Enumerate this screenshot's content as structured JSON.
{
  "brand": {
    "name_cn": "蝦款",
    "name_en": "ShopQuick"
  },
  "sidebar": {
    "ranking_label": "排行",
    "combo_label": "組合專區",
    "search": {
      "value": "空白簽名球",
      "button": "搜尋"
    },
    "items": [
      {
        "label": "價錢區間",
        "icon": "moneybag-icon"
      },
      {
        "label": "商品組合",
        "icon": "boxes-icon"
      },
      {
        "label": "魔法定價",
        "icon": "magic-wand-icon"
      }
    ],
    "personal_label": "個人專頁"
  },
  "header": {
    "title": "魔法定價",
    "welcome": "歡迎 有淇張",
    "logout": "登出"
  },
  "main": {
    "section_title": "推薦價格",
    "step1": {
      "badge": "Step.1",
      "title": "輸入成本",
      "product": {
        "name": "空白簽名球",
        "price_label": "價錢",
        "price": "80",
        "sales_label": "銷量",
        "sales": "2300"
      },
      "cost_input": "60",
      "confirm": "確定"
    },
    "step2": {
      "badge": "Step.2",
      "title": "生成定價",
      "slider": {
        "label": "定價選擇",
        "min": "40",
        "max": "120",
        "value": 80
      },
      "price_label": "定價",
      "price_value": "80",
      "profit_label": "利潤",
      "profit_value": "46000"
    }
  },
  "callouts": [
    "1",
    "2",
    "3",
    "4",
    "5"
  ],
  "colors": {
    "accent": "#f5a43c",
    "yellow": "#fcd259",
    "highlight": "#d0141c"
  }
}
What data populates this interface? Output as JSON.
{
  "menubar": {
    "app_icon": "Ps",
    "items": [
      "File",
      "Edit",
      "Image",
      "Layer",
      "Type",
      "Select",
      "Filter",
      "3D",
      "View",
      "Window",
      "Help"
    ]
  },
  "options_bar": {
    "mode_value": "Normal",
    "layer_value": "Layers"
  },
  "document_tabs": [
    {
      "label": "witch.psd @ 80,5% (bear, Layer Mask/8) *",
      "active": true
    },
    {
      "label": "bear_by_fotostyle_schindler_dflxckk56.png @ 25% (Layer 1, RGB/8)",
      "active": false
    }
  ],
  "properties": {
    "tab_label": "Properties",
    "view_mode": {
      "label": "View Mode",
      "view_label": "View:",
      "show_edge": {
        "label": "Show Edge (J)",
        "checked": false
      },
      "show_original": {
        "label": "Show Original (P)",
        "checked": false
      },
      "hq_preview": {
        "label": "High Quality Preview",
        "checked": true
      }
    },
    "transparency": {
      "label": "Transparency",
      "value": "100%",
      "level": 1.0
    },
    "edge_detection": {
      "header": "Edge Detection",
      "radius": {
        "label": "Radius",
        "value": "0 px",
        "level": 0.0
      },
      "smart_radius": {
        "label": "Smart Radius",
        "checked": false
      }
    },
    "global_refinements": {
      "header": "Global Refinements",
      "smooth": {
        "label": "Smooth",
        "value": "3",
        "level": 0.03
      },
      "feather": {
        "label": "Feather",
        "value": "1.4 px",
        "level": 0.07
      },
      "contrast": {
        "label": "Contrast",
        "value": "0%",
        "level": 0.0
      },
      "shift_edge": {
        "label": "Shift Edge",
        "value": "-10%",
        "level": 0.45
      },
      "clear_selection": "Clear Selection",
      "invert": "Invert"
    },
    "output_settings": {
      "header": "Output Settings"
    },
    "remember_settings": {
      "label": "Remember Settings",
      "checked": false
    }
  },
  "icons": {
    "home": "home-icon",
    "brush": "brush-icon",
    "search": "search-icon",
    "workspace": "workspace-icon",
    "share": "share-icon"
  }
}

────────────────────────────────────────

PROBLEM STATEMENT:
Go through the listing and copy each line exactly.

WORKED SOLUTION:
Enumerate this screenshot's content as structured JSON.
{
  "brand": {
    "name_cn": "蝦款",
    "name_en": "ShopQuick"
  },
  "sidebar": {
    "ranking_label": "排行",
    "combo_label": "組合專區",
    "search": {
      "value": "空白簽名球",
      "button": "搜尋"
    },
    "items": [
      {
        "label": "價錢區間",
        "icon": "moneybag-icon"
      },
      {
        "label": "商品組合",
        "icon": "boxes-icon"
      },
      {
        "label": "魔法定價",
        "icon": "magic-wand-icon"
      }
    ],
    "personal_label": "個人專頁"
  },
  "header": {
    "title": "魔法定價",
    "welcome": "歡迎 有淇張",
    "logout": "登出"
  },
  "main": {
    "section_title": "推薦價格",
    "step1": {
      "badge": "Step.1",
      "title": "輸入成本",
      "product": {
        "name": "空白簽名球",
        "price_label": "價錢",
        "price": "80",
        "sales_label": "銷量",
        "sales": "2300"
      },
      "cost_input": "60",
      "confirm": "確定"
    },
    "step2": {
      "badge": "Step.2",
      "title": "生成定價",
      "slider": {
        "label": "定價選擇",
        "min": "40",
        "max": "120",
        "value": 80
      },
      "price_label": "定價",
      "price_value": "80",
      "profit_label": "利潤",
      "profit_value": "46000"
    }
  },
  "callouts": [
    "1",
    "2",
    "3",
    "4",
    "5"
  ],
  "colors": {
    "accent": "#f5a43c",
    "yellow": "#fcd259",
    "highlight": "#d0141c"
  }
}
What data populates this interface? Output as JSON.
{
  "menubar": {
    "app_icon": "Ps",
    "items": [
      "File",
      "Edit",
      "Image",
      "Layer",
      "Type",
      "Select",
      "Filter",
      "3D",
      "View",
      "Window",
      "Help"
    ]
  },
  "options_bar": {
    "mode_value": "Normal",
    "layer_value": "Layers"
  },
  "document_tabs": [
    {
      "label": "witch.psd @ 80,5% (bear, Layer Mask/8) *",
      "active": true
    },
    {
      "label": "bear_by_fotostyle_schindler_dflxckk56.png @ 25% (Layer 1, RGB/8)",
      "active": false
    }
  ],
  "properties": {
    "tab_label": "Properties",
    "view_mode": {
      "label": "View Mode",
      "view_label": "View:",
      "show_edge": {
        "label": "Show Edge (J)",
        "checked": false
      },
      "show_original": {
        "label": "Show Original (P)",
        "checked": false
      },
      "hq_preview": {
        "label": "High Quality Preview",
        "checked": true
      }
    },
    "transparency": {
      "label": "Transparency",
      "value": "100%",
      "level": 1.0
    },
    "edge_detection": {
      "header": "Edge Detection",
      "radius": {
        "label": "Radius",
        "value": "0 px",
        "level": 0.0
      },
      "smart_radius": {
        "label": "Smart Radius",
        "checked": false
      }
    },
    "global_refinements": {
      "header": "Global Refinements",
      "smooth": {
        "label": "Smooth",
        "value": "3",
        "level": 0.03
      },
      "feather": {
        "label": "Feather",
        "value": "1.4 px",
        "level": 0.07
      },
      "contrast": {
        "label": "Contrast",
        "value": "0%",
        "level": 0.0
      },
      "shift_edge": {
        "label": "Shift Edge",
        "value": "-10%",
        "level": 0.45
      },
      "clear_selection": "Clear Selection",
      "invert": "Invert"
    },
    "output_settings": {
      "header": "Output Settings"
    },
    "remember_settings": {
      "label": "Remember Settings",
      "checked": false
    }
  },
  "icons": {
    "home": "home-icon",
    "brush": "brush-icon",
    "search": "search-icon",
    "workspace": "workspace-icon",
    "share": "share-icon"
  }
}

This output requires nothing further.